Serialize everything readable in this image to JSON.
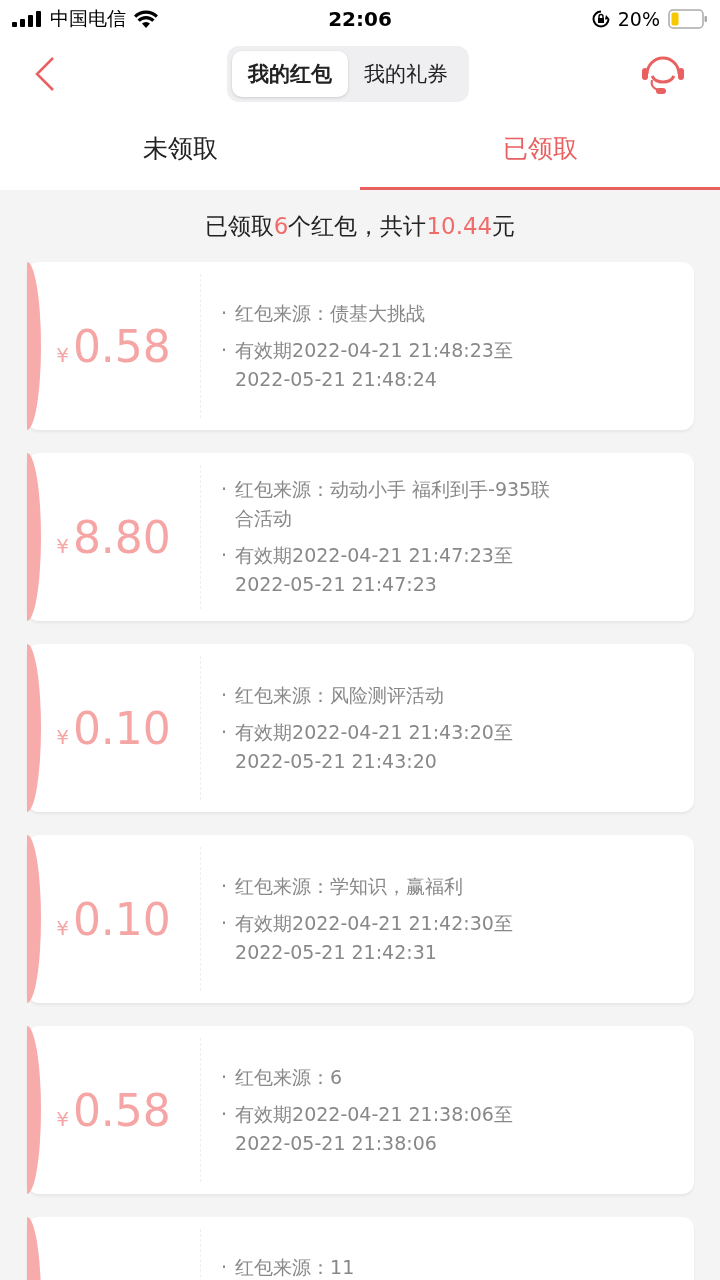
{
  "status_bar": {
    "carrier": "中国电信",
    "time": "22:06",
    "battery": "20%"
  },
  "segments": [
    {
      "label": "我的红包",
      "selected": true
    },
    {
      "label": "我的礼券",
      "selected": false
    }
  ],
  "tabs": [
    {
      "label": "未领取",
      "selected": false
    },
    {
      "label": "已领取",
      "selected": true
    }
  ],
  "summary": [
    {
      "text": "已领取",
      "highlight": false
    },
    {
      "text": "6",
      "highlight": true
    },
    {
      "text": "个红包，共计",
      "highlight": false
    },
    {
      "text": "10.44",
      "highlight": true
    },
    {
      "text": "元",
      "highlight": false
    }
  ],
  "cards": [
    {
      "currency": "¥",
      "amount": "0.58",
      "lines": [
        {
          "bullet": "·",
          "text": "红包来源：债基大挑战"
        },
        {
          "bullet": "·",
          "text": "有效期2022-04-21 21:48:23至 2022-05-21 21:48:24"
        }
      ]
    },
    {
      "currency": "¥",
      "amount": "8.80",
      "lines": [
        {
          "bullet": "·",
          "text": "红包来源：动动小手 福利到手-935联合活动"
        },
        {
          "bullet": "·",
          "text": "有效期2022-04-21 21:47:23至 2022-05-21 21:47:23"
        }
      ]
    },
    {
      "currency": "¥",
      "amount": "0.10",
      "lines": [
        {
          "bullet": "·",
          "text": "红包来源：风险测评活动"
        },
        {
          "bullet": "·",
          "text": "有效期2022-04-21 21:43:20至 2022-05-21 21:43:20"
        }
      ]
    },
    {
      "currency": "¥",
      "amount": "0.10",
      "lines": [
        {
          "bullet": "·",
          "text": "红包来源：学知识，赢福利"
        },
        {
          "bullet": "·",
          "text": "有效期2022-04-21 21:42:30至 2022-05-21 21:42:31"
        }
      ]
    },
    {
      "currency": "¥",
      "amount": "0.58",
      "lines": [
        {
          "bullet": "·",
          "text": "红包来源：6"
        },
        {
          "bullet": "·",
          "text": "有效期2022-04-21 21:38:06至 2022-05-21 21:38:06"
        }
      ]
    },
    {
      "lines": [
        {
          "bullet": "·",
          "text": "红包来源：11"
        }
      ]
    }
  ]
}
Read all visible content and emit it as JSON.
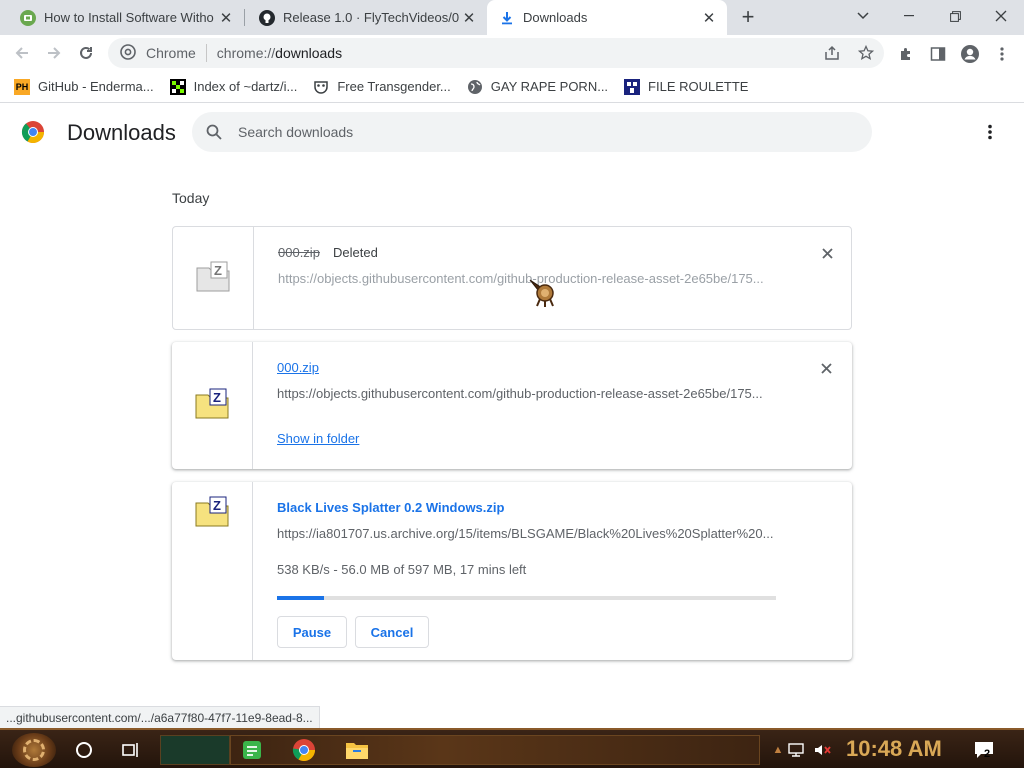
{
  "tabs": [
    {
      "title": "How to Install Software Witho",
      "icon": "puzzle-app-icon",
      "active": false
    },
    {
      "title": "Release 1.0 · FlyTechVideos/00",
      "icon": "github-icon",
      "active": false
    },
    {
      "title": "Downloads",
      "icon": "download-icon",
      "active": true
    }
  ],
  "omnibox": {
    "chip_label": "Chrome",
    "url_scheme": "chrome://",
    "url_path": "downloads"
  },
  "bookmarks": [
    {
      "label": "GitHub - Enderma...",
      "icon": "ph-icon",
      "icon_text": "PH"
    },
    {
      "label": "Index of ~dartz/i...",
      "icon": "pixel-icon",
      "icon_text": ""
    },
    {
      "label": "Free Transgender...",
      "icon": "mask-icon",
      "icon_text": ""
    },
    {
      "label": "GAY RAPE PORN...",
      "icon": "globe-icon",
      "icon_text": ""
    },
    {
      "label": "FILE ROULETTE",
      "icon": "file-roulette-icon",
      "icon_text": ""
    }
  ],
  "page": {
    "title": "Downloads",
    "search_placeholder": "Search downloads",
    "section": "Today"
  },
  "downloads": [
    {
      "filename": "000.zip",
      "status": "Deleted",
      "url": "https://objects.githubusercontent.com/github-production-release-asset-2e65be/175...",
      "state": "deleted"
    },
    {
      "filename": "000.zip",
      "url": "https://objects.githubusercontent.com/github-production-release-asset-2e65be/175...",
      "action": "Show in folder",
      "state": "complete"
    },
    {
      "filename": "Black Lives Splatter 0.2 Windows.zip",
      "url": "https://ia801707.us.archive.org/15/items/BLSGAME/Black%20Lives%20Splatter%20...",
      "progress_text": "538 KB/s - 56.0 MB of 597 MB, 17 mins left",
      "progress_fraction": 0.094,
      "pause_label": "Pause",
      "cancel_label": "Cancel",
      "state": "in_progress"
    }
  ],
  "status_bubble": "...githubusercontent.com/.../a6a77f80-47f7-11e9-8ead-8...",
  "taskbar": {
    "clock": "10:48 AM",
    "notification_count": "2"
  },
  "colors": {
    "accent": "#1a73e8",
    "tabstrip": "#dee1e6",
    "taskbar": "#2a170a",
    "clock": "#d9a856"
  }
}
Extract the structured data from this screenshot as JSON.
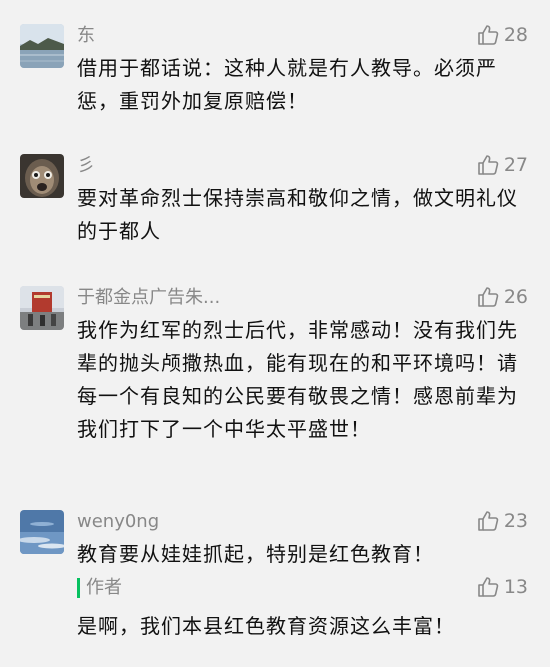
{
  "comments": [
    {
      "username": "东",
      "likes": "28",
      "text": "借用于都话说：这种人就是冇人教导。必须严惩，重罚外加复原赔偿！",
      "avatar": "lake-landscape-avatar"
    },
    {
      "username": "彡",
      "likes": "27",
      "text": "要对革命烈士保持崇高和敬仰之情，做文明礼仪的于都人",
      "avatar": "primate-face-avatar"
    },
    {
      "username": "于都金点广告朱...",
      "likes": "26",
      "text": "我作为红军的烈士后代，非常感动！没有我们先辈的抛头颅撒热血，能有现在的和平环境吗！请每一个有良知的公民要有敬畏之情！感恩前辈为我们打下了一个中华太平盛世！",
      "avatar": "monument-avatar"
    },
    {
      "username": "weny0ng",
      "likes": "23",
      "text": "教育要从娃娃抓起，特别是红色教育！",
      "avatar": "sky-avatar"
    }
  ],
  "reply": {
    "author": "作者",
    "likes": "13",
    "text": "是啊，我们本县红色教育资源这么丰富！"
  },
  "colors": {
    "background": "#f2f2f2",
    "meta_text": "#888888",
    "body_text": "#111111",
    "author_accent": "#07c160"
  },
  "icons": {
    "like": "thumbs-up-outline-icon"
  }
}
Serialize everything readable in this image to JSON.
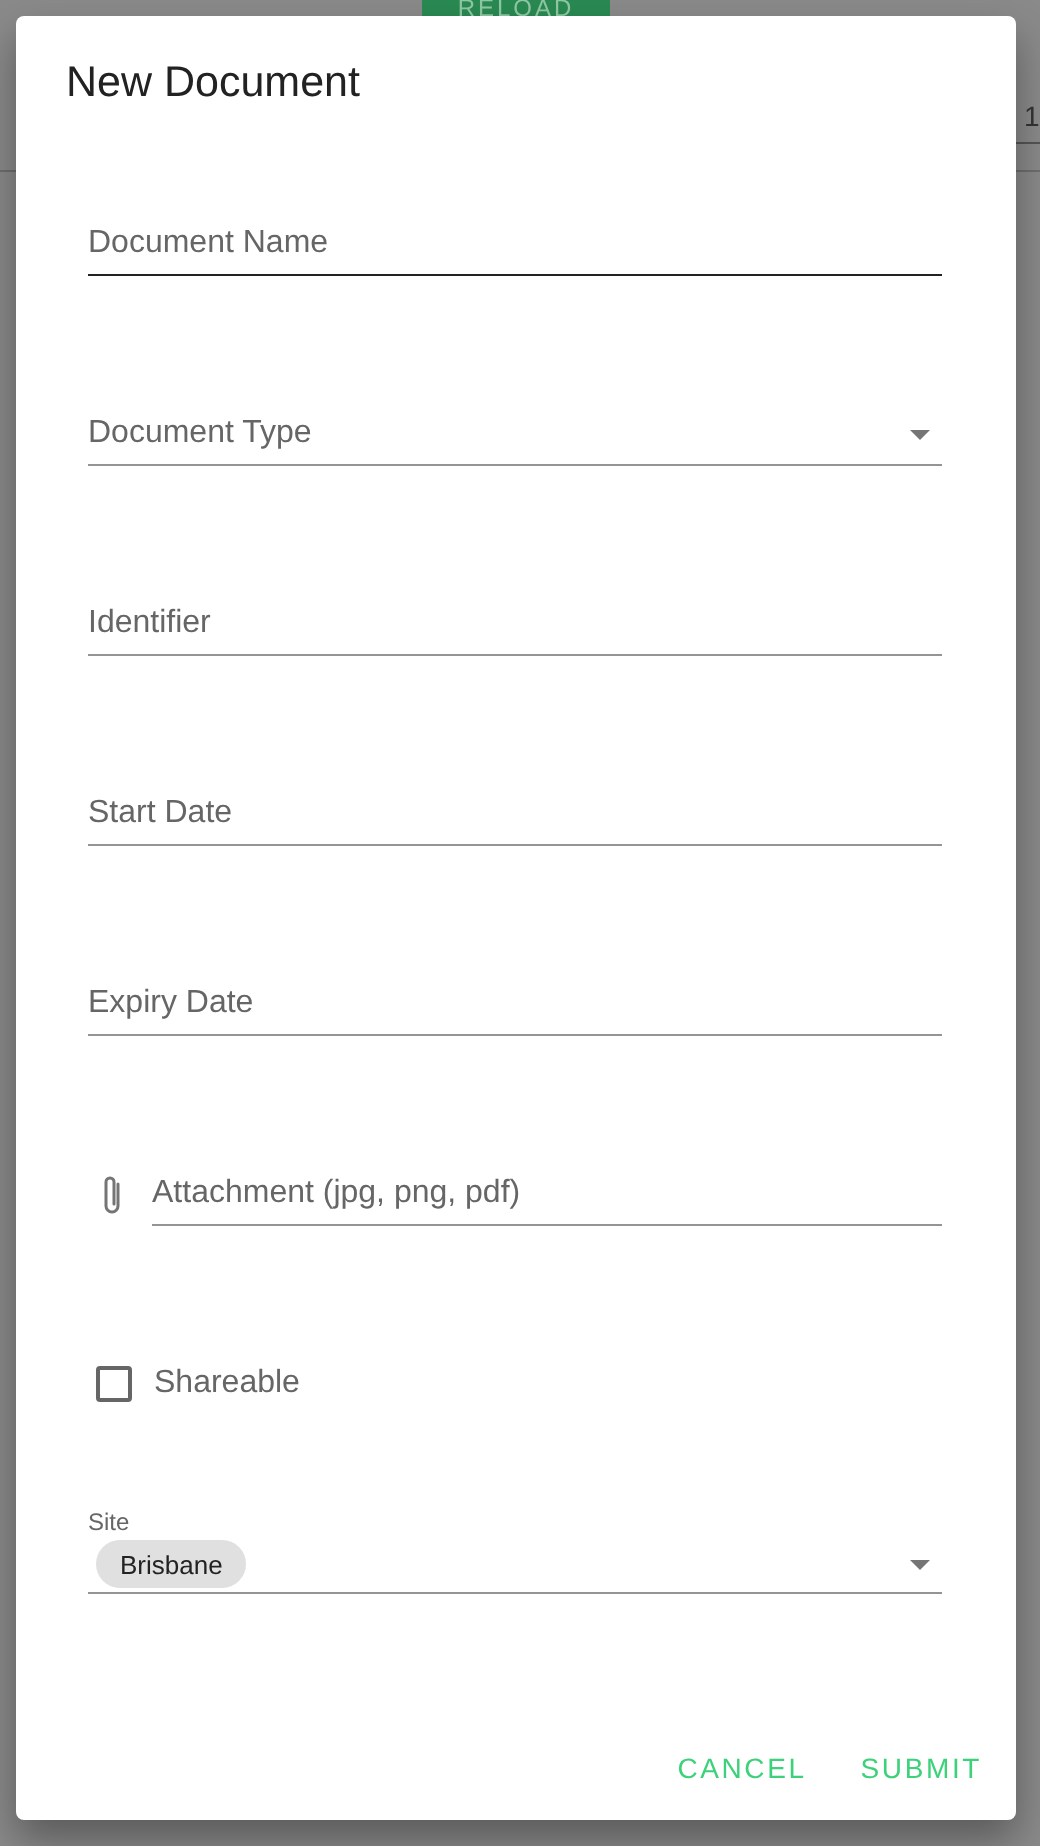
{
  "background": {
    "reload_button": "RELOAD",
    "cell_text": "1"
  },
  "dialog": {
    "title": "New Document",
    "fields": [
      {
        "kind": "text",
        "placeholder": "Document Name",
        "focused": true
      },
      {
        "kind": "select",
        "placeholder": "Document Type",
        "focused": false
      },
      {
        "kind": "text",
        "placeholder": "Identifier",
        "focused": false
      },
      {
        "kind": "text",
        "placeholder": "Start Date",
        "focused": false
      },
      {
        "kind": "text",
        "placeholder": "Expiry Date",
        "focused": false
      },
      {
        "kind": "file",
        "placeholder": "Attachment (jpg, png, pdf)",
        "focused": false
      }
    ],
    "checkbox": {
      "label": "Shareable",
      "checked": false
    },
    "site": {
      "label": "Site",
      "chips": [
        "Brisbane"
      ]
    },
    "buttons": [
      "CANCEL",
      "SUBMIT"
    ]
  }
}
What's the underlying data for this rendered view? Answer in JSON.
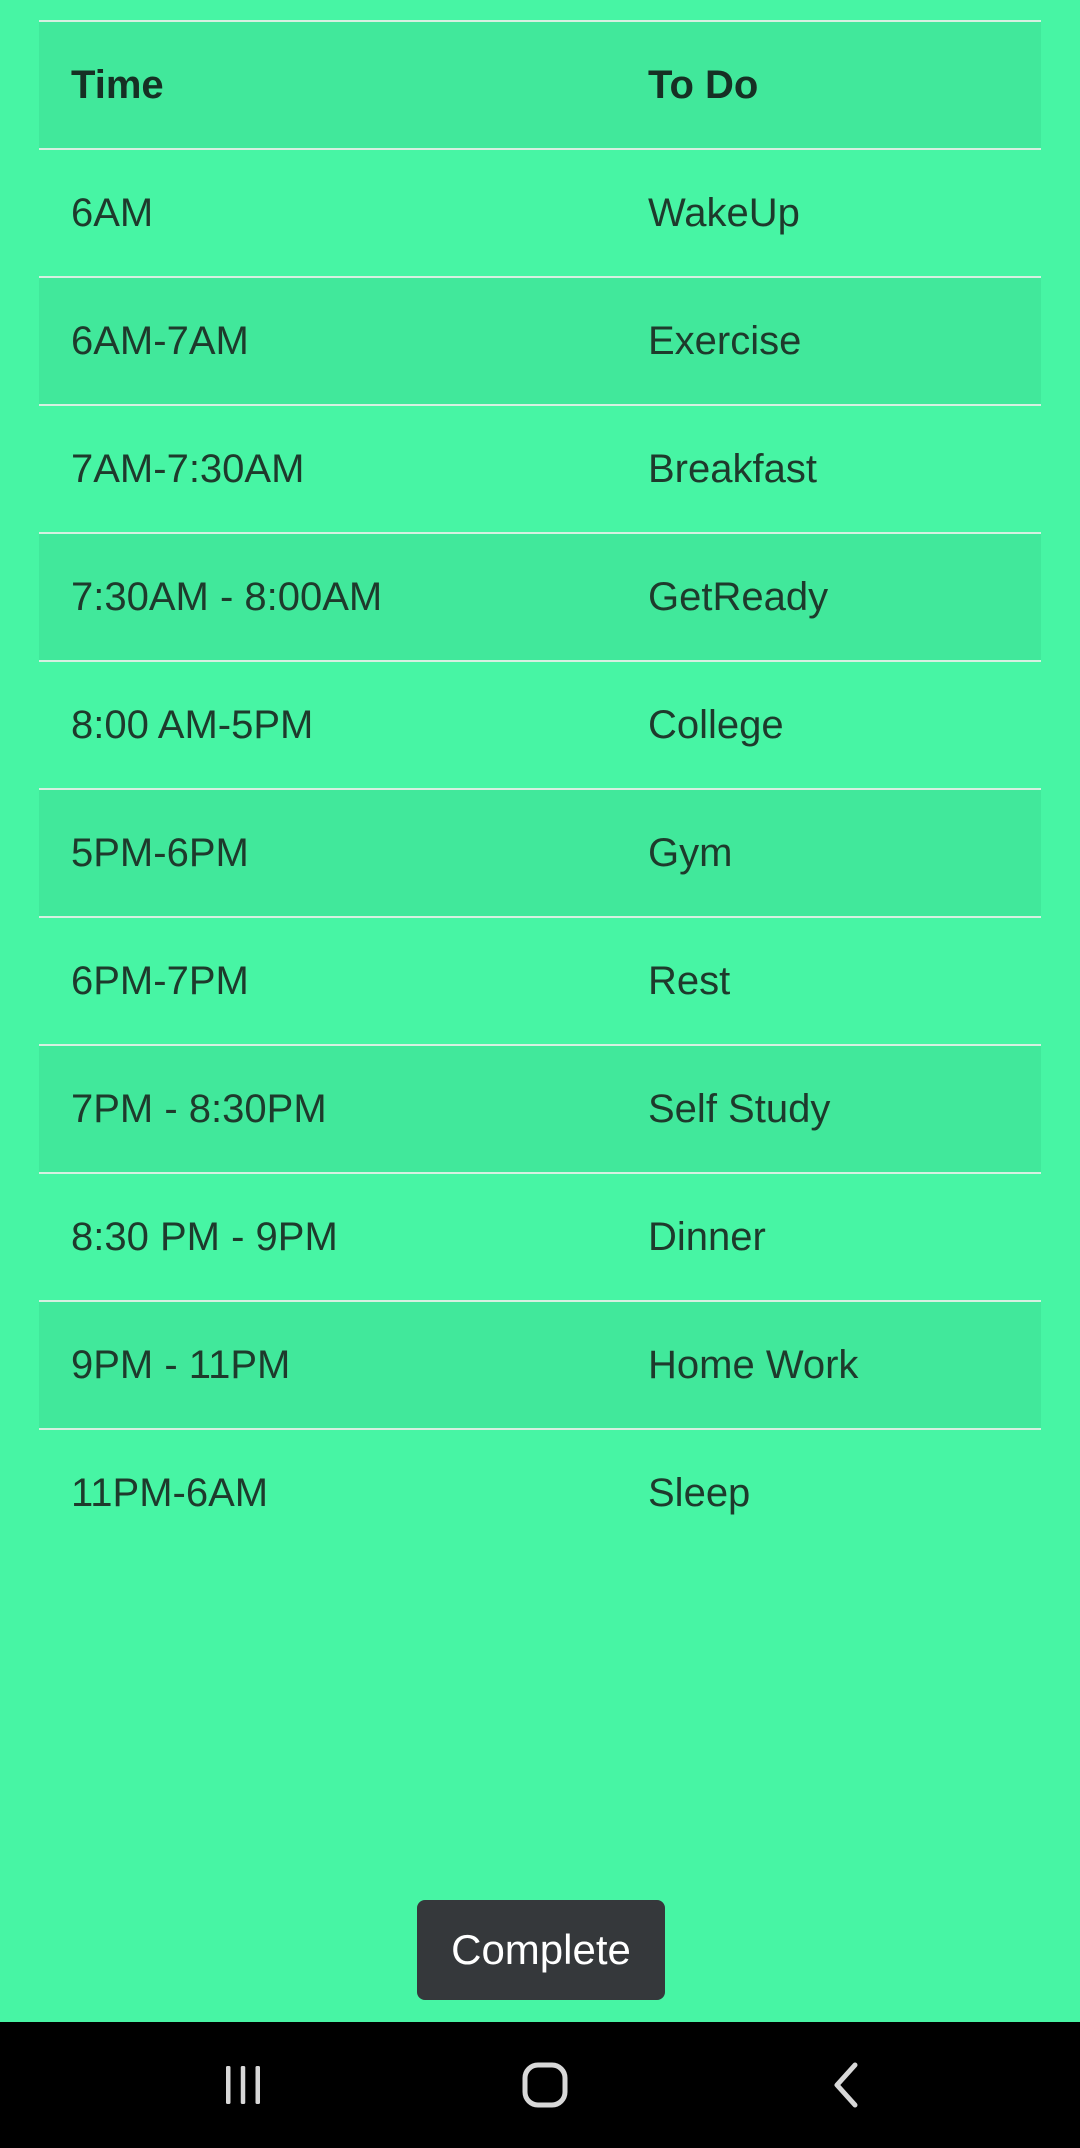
{
  "schedule": {
    "columns": [
      "Time",
      "To Do"
    ],
    "rows": [
      {
        "time": "6AM",
        "todo": "WakeUp"
      },
      {
        "time": "6AM-7AM",
        "todo": "Exercise"
      },
      {
        "time": "7AM-7:30AM",
        "todo": "Breakfast"
      },
      {
        "time": "7:30AM - 8:00AM",
        "todo": "GetReady"
      },
      {
        "time": "8:00 AM-5PM",
        "todo": "College"
      },
      {
        "time": "5PM-6PM",
        "todo": "Gym"
      },
      {
        "time": "6PM-7PM",
        "todo": "Rest"
      },
      {
        "time": "7PM - 8:30PM",
        "todo": "Self Study"
      },
      {
        "time": "8:30 PM - 9PM",
        "todo": "Dinner"
      },
      {
        "time": "9PM - 11PM",
        "todo": "Home Work"
      },
      {
        "time": "11PM-6AM",
        "todo": "Sleep"
      }
    ]
  },
  "toast": {
    "label": "Complete"
  },
  "navbar": {
    "icons": [
      "recent-apps-icon",
      "home-icon",
      "back-icon"
    ]
  },
  "colors": {
    "background": "#47f5a4",
    "row_alt": "#41e89b",
    "toast_bg": "#35383b",
    "navbar_bg": "#000000"
  }
}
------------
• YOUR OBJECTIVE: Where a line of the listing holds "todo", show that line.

• RESULT BELOW:
        "todo": "WakeUp"
        "todo": "Exercise"
        "todo": "Breakfast"
        "todo": "GetReady"
        "todo": "College"
        "todo": "Gym"
        "todo": "Rest"
        "todo": "Self Study"
        "todo": "Dinner"
        "todo": "Home Work"
        "todo": "Sleep"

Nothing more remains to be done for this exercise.